I grew up surrounded by Indians who would automatically speak to me in Hindi. Why was I expected to know Hindi? I felt immense guilt and would apologetically explain that I speak Tamil, a South Indian language. My immigrant parents raised me to be fluent in reading and writing Tamil. Yet I was ashamed for not knowing popular Bollywood films or the “quintessential” Indian music because I felt that was crucial to being perceived as culturally Indian.

I expected Rice to be more conducive for comprehensive dialogues surrounding cultural identity and not to be a part of this more pervasive pattern I had noticed growing up. My expectations were shattered when I found the primary South Asian undergraduate cultural organization on campus glorified a mold with which I have never identified. I found that in order to feel comfortable participating in their activities and events, I had to fulfill certain characteristics:being a fair-skinned North Indian, speaking Hindi and being familiar with Bollywood films.

While claiming to be an organization for all South Asians at Rice, the South Asian Society caters to the experience of the North Indian Hindu. Playing primarily Hindi music at events, celebrating only Diwali and Holi and inserting GIFs from only Bollywood films into Listservs seem like harmless results of the SAS Executive Board serving popular interest. However, we must reflect on the assumptions that dictate these decisions. Historically, there has been a growing divide between North and South India. Despite significant differences in culture, the Indian experience is predominantly equated to being North Indian. South Asia is also a conglomeration of many other countries besides India: Nepal, Bangladesh, Bhutan, Sri Lanka, Afghanistan, Pakistan and the Maldives. If I, as an Indian, feel excluded by SAS, then I can only begin to speculate how accessible SAS is to the broader South Asian community.

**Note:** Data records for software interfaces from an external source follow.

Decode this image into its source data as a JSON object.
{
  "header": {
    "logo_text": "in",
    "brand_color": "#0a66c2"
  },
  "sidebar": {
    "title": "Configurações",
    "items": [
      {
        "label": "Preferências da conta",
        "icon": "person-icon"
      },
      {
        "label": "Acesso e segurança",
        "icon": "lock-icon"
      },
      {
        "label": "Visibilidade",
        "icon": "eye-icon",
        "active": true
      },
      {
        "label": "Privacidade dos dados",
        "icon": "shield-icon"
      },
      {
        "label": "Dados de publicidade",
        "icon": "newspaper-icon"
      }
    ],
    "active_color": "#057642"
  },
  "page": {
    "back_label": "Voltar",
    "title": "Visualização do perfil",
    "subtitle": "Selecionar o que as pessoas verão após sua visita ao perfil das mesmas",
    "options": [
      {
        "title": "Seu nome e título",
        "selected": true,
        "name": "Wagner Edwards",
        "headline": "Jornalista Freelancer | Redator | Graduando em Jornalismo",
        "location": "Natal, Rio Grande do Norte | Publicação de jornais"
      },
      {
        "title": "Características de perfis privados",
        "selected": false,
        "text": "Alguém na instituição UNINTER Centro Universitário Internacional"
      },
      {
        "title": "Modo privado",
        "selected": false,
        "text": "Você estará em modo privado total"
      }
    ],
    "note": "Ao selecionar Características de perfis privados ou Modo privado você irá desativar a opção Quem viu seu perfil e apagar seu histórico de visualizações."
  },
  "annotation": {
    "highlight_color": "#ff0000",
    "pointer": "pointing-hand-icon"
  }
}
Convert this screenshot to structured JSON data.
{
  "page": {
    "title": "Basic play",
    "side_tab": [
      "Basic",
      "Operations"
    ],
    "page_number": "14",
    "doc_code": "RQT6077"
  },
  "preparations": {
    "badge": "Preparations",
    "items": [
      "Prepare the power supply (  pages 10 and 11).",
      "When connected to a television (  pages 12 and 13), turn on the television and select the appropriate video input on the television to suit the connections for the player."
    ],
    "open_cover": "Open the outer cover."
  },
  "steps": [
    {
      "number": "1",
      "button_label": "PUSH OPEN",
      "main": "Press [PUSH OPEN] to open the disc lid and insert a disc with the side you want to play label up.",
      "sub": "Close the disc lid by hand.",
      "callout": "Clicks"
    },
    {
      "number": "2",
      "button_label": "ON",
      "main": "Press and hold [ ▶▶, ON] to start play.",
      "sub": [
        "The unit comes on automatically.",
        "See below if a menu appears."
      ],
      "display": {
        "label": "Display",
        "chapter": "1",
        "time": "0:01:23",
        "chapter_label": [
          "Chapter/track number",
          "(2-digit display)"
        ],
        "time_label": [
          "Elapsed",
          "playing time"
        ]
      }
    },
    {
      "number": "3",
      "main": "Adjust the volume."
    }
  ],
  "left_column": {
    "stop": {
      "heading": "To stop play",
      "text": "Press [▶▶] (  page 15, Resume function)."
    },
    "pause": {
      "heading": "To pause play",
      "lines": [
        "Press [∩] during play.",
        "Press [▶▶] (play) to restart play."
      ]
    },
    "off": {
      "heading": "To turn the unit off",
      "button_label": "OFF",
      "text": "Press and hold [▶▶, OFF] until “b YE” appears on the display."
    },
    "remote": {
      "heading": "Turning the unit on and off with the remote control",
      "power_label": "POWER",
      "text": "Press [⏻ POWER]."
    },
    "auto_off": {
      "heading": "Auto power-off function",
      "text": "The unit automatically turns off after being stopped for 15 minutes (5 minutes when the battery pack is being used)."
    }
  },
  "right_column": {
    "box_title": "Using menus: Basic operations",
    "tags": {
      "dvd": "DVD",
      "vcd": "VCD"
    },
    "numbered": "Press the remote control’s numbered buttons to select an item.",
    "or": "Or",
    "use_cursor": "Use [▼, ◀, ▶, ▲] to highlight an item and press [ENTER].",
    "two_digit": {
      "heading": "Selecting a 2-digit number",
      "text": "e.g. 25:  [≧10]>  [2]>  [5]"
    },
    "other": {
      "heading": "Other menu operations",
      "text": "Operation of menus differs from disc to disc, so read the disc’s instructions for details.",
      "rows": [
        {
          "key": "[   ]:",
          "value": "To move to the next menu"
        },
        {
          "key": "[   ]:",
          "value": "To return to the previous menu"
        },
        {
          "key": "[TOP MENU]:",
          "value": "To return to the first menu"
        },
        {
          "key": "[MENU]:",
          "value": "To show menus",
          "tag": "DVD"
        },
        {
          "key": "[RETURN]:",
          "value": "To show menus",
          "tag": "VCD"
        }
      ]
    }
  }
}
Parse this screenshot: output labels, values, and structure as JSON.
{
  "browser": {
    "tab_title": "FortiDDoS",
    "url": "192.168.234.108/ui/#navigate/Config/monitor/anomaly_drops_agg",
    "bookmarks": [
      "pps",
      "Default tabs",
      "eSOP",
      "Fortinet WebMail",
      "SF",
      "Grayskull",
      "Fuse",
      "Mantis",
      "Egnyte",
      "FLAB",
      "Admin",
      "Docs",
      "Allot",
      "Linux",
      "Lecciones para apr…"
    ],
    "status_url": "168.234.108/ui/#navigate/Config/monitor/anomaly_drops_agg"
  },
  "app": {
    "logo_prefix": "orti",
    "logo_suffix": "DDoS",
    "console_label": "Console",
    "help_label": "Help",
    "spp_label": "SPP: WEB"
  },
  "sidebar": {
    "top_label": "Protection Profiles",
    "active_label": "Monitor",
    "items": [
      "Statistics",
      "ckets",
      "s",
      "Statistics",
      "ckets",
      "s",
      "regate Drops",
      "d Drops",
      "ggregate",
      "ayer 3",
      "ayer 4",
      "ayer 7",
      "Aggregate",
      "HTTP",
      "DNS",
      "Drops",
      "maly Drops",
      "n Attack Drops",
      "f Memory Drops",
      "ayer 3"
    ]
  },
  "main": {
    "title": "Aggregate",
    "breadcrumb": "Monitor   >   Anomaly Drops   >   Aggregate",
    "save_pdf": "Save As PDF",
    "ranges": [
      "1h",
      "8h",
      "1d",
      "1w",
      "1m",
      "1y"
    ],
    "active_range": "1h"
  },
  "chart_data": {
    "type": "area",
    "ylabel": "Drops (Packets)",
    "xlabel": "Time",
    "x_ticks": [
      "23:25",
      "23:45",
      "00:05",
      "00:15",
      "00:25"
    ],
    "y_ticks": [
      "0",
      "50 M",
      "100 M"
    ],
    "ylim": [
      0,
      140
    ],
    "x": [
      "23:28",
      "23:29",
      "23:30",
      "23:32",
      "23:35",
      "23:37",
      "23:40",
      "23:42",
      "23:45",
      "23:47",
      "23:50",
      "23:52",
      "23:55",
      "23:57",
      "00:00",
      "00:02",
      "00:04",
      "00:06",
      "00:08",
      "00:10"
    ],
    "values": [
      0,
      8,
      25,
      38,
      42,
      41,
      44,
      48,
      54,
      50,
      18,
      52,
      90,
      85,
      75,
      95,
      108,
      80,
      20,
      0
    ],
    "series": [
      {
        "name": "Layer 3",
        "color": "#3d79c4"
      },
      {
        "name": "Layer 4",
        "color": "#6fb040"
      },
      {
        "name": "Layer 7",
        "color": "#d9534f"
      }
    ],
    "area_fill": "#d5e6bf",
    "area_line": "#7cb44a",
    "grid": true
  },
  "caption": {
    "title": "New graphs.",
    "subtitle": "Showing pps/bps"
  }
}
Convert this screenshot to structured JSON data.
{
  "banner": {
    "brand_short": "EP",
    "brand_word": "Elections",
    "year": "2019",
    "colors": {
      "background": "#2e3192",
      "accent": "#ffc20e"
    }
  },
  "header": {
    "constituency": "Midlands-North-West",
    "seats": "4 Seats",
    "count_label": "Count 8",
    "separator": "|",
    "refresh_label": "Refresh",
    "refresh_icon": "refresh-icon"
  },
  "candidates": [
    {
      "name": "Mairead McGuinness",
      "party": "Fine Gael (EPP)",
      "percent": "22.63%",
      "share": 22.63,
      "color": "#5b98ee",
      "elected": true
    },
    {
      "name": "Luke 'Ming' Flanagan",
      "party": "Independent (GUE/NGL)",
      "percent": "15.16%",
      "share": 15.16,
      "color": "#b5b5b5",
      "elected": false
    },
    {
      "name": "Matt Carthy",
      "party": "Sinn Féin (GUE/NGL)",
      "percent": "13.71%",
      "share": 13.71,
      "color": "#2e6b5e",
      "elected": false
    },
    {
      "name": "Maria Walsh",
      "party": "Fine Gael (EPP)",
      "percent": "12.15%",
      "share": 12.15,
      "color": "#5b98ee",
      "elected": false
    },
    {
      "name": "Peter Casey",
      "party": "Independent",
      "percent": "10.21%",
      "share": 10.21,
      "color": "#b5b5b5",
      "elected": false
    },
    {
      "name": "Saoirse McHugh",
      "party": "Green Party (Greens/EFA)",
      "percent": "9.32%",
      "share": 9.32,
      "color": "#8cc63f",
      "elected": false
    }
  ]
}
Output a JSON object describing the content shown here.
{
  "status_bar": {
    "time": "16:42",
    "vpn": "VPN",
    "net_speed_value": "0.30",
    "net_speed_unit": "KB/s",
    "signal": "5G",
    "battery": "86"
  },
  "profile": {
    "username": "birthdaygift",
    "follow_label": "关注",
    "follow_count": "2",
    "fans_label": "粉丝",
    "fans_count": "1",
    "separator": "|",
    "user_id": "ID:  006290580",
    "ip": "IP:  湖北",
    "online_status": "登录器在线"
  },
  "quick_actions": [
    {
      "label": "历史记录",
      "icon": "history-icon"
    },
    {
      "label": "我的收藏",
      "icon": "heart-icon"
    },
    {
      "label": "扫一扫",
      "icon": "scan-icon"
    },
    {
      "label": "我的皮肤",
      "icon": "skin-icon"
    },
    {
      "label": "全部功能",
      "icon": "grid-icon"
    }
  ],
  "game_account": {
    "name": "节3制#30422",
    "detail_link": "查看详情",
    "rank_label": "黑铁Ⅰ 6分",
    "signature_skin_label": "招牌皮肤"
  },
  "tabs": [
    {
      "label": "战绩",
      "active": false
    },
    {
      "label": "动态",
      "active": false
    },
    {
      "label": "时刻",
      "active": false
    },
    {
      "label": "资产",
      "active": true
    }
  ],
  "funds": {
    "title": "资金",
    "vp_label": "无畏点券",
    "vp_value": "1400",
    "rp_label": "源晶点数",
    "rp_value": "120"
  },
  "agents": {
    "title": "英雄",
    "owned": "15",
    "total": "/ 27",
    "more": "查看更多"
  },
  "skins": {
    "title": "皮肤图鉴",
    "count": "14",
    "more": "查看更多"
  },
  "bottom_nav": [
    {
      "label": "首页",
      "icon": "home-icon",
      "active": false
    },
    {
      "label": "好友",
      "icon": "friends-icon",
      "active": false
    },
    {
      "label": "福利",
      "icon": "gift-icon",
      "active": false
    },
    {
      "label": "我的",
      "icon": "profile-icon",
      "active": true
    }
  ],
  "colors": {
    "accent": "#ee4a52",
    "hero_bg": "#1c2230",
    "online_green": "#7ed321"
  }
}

Beside Hindus, there exist South Asians who identify as Muslim, Sikh, Jain and Christian.

It is imperative that SAS questions how it uses its social capital on campus in allowing for the expression of minority cultures and religions. Despite there being more prominent Hindi speakers on campus, it is the obligation of SAS to shape dialogue about inclusivity so that SAS itself does not play a role in furthering the perspective of a singular South Asia. If we find ourselves justifying the actions of SAS by saying that it is the voice of the majority and the popular, then we are part of the problem.

Promises of increased inclusivity have been made by SAS presidents, and current efforts like screening the stand-up comedy film “Hasan Minhaj: Homecoming King,” which discusses the overall Indian-American childhood experience, are appreciated. However, these events should not be the exception and should not exist just to check the inclusivity box. It is encouraging that both platforms of those who ran for 2018-19 SAS co-presidents prioritized planning events for Eid, Pongal and other festivals that demonstrate the cultural and religious heterogeneity of South Asia. However, tangible changes need to occur for SAS to be truly inclusive beyond mere words on presidential blurbs. The Executive Board needs to actively reach out to members outside of their social circles who hold various religious faiths and cultural beliefs to spark discussion and change. It is not the burden of those outside the SAS norm to justify that their traditions be at the forefront of SAS. Cultural shifts can be difficult to enact, but I trust that SAS has the social capital and means to shift the conversation on what it really means to be South Asian.